I turned onto Cascade Road and passed the church. My hand grew numb and I switched the book to my other; Homer was now on my journey, making our way together across the creeks and up to the ridge line. I’m not sure I believe in things happening for a reason or the idea of fate. I’ve been working on a project which considers the woman warrior, the modern Athena, and recently I had been learning about Homer, wondering whether I should read the Odyssey, some 12,000 lines long. This book’s arrival suggests I should. I’ve set it on the counter, atop two small cups, to dry, to let the air circulate around its sullied covers, the stained pages, the smell of the book like wet earth. The spine has separated from the pages and the book is still cold nine hours later, extended warmth needed to thaw. I imagine weeks will be needed for it to dry.
It’s magic. The book’s arrival. That I found it on a route I haven’t walked in months, on that side of the road, rarely ever. Coincidence and fate aside, what about the old biblical saying? Ask, and it shall be given you; seek, and ye shall find; knock, and it shall be opened unto you. (Matthew 7:7 KJV)

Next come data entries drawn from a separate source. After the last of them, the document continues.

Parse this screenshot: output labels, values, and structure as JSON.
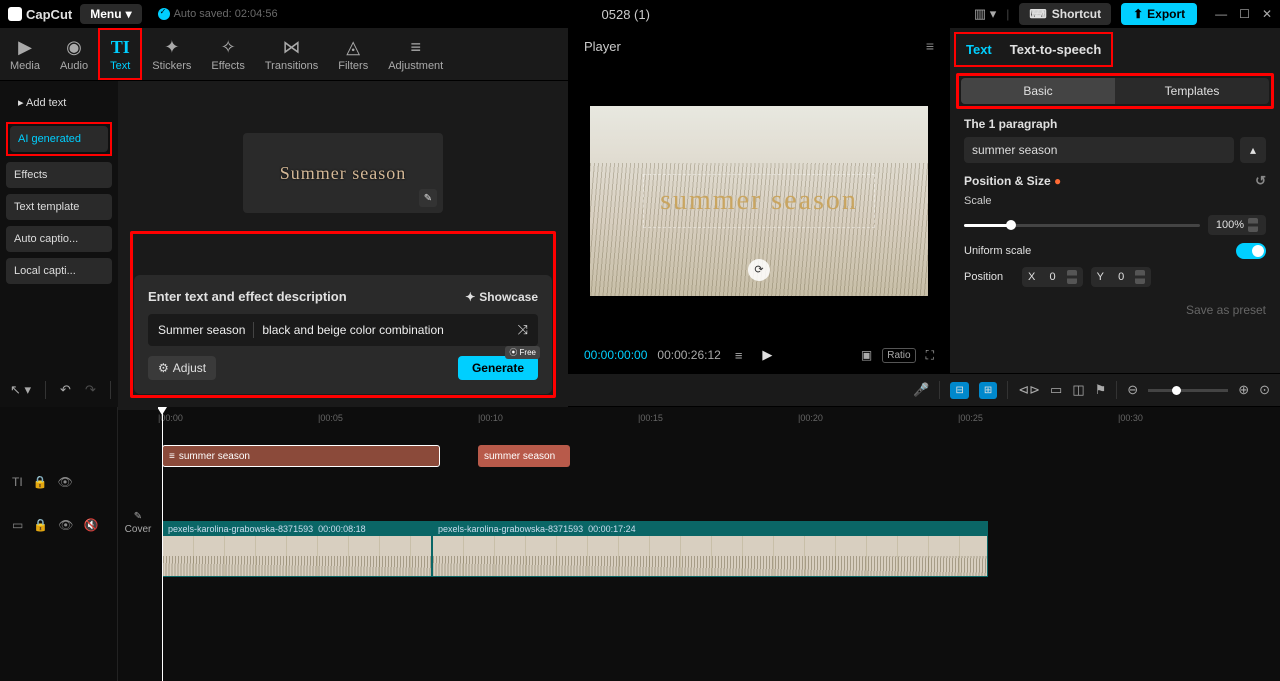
{
  "app": {
    "name": "CapCut",
    "menu": "Menu",
    "autosave": "Auto saved: 02:04:56",
    "title": "0528 (1)"
  },
  "topright": {
    "shortcut": "Shortcut",
    "export": "Export"
  },
  "media_tabs": [
    "Media",
    "Audio",
    "Text",
    "Stickers",
    "Effects",
    "Transitions",
    "Filters",
    "Adjustment"
  ],
  "sub_sidebar": {
    "add_text": "Add text",
    "ai_gen": "AI generated",
    "effects": "Effects",
    "text_template": "Text template",
    "auto_captions": "Auto captio...",
    "local_captions": "Local capti..."
  },
  "thumb_text": "Summer season",
  "ai_box": {
    "title": "Enter text and effect description",
    "showcase": "Showcase",
    "input1": "Summer season",
    "input2": "black and beige color combination",
    "adjust": "Adjust",
    "generate": "Generate",
    "free": "⦿ Free"
  },
  "player": {
    "label": "Player",
    "video_text": "summer season",
    "time_cur": "00:00:00:00",
    "time_dur": "00:00:26:12",
    "ratio": "Ratio"
  },
  "right": {
    "tab_text": "Text",
    "tab_tts": "Text-to-speech",
    "sub_basic": "Basic",
    "sub_templates": "Templates",
    "paragraph_label": "The 1 paragraph",
    "paragraph_value": "summer season",
    "pos_size": "Position & Size",
    "scale": "Scale",
    "scale_val": "100%",
    "uniform": "Uniform scale",
    "position": "Position",
    "x_label": "X",
    "x_val": "0",
    "y_label": "Y",
    "y_val": "0",
    "save_preset": "Save as preset"
  },
  "ruler": [
    "|00:00",
    "|00:05",
    "|00:10",
    "|00:15",
    "|00:20",
    "|00:25",
    "|00:30"
  ],
  "timeline": {
    "text_clip1": "summer season",
    "text_clip2": "summer season",
    "video_clip1_name": "pexels-karolina-grabowska-8371593",
    "video_clip1_time": "00:00:08:18",
    "video_clip2_name": "pexels-karolina-grabowska-8371593",
    "video_clip2_time": "00:00:17:24",
    "cover": "Cover"
  }
}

The thing is I didn’t ask or seek or knock. I don’t think so. Maybe I did and this is the answer from the cosmos, in Homer’s book, and in the lines from Cafavy’s poem. You’ll never find things like that on your way as long as you keep your thoughts raised high ….. you won’t encounter them unless you bring them along inside your soul, unless your soul sets them up in front of you. (Lines 6,7, 11-13)
* Here's the poem, first heard on a warm Florida evening with friends.
BY C. P. CAVAFYTRANSLATED BY EDMUND KEELEY
As you set out for Ithaka
hope your road is a long one,
full of adventure, full of discovery.
angry Poseidon—don’t be afraid of them:
you’ll never find things like that on your way
as long as you keep your thoughts raised high,
as long as a rare excitement
stirs your spirit and your body.
wild Poseidon—you won’t encounter them
unless you bring them along inside your soul,
unless your soul sets them up in front of you.
Hope your road is a long one.
May there be many summer mornings when,
with what pleasure, what joy,
you enter harbors you’re seeing for the first time;
may you stop at Phoenician trading stations
to buy fine things,
mother of pearl and coral, amber and ebony,
sensual perfume of every kind—
as many sensual perfumes as you can;
and may you visit many Egyptian cities
to learn and go on learning from their scholars.
Keep Ithaka always in your mind.
Arriving there is what you’re destined for.
But don’t hurry the journey at all.
Better if it lasts for years,
so you’re old by the time you reach the island,
wealthy with all you’ve gained on the way,
not expecting Ithaka to make you rich.
Ithaka gave you the marvelous journey.
Without her you wouldn’t have set out.
She has nothing left to give you now.
And if you find her poor, Ithaka won’t have fooled you.
Wise as you will have become, so full of experience,
you’ll have understood by then what these Ithakas mean.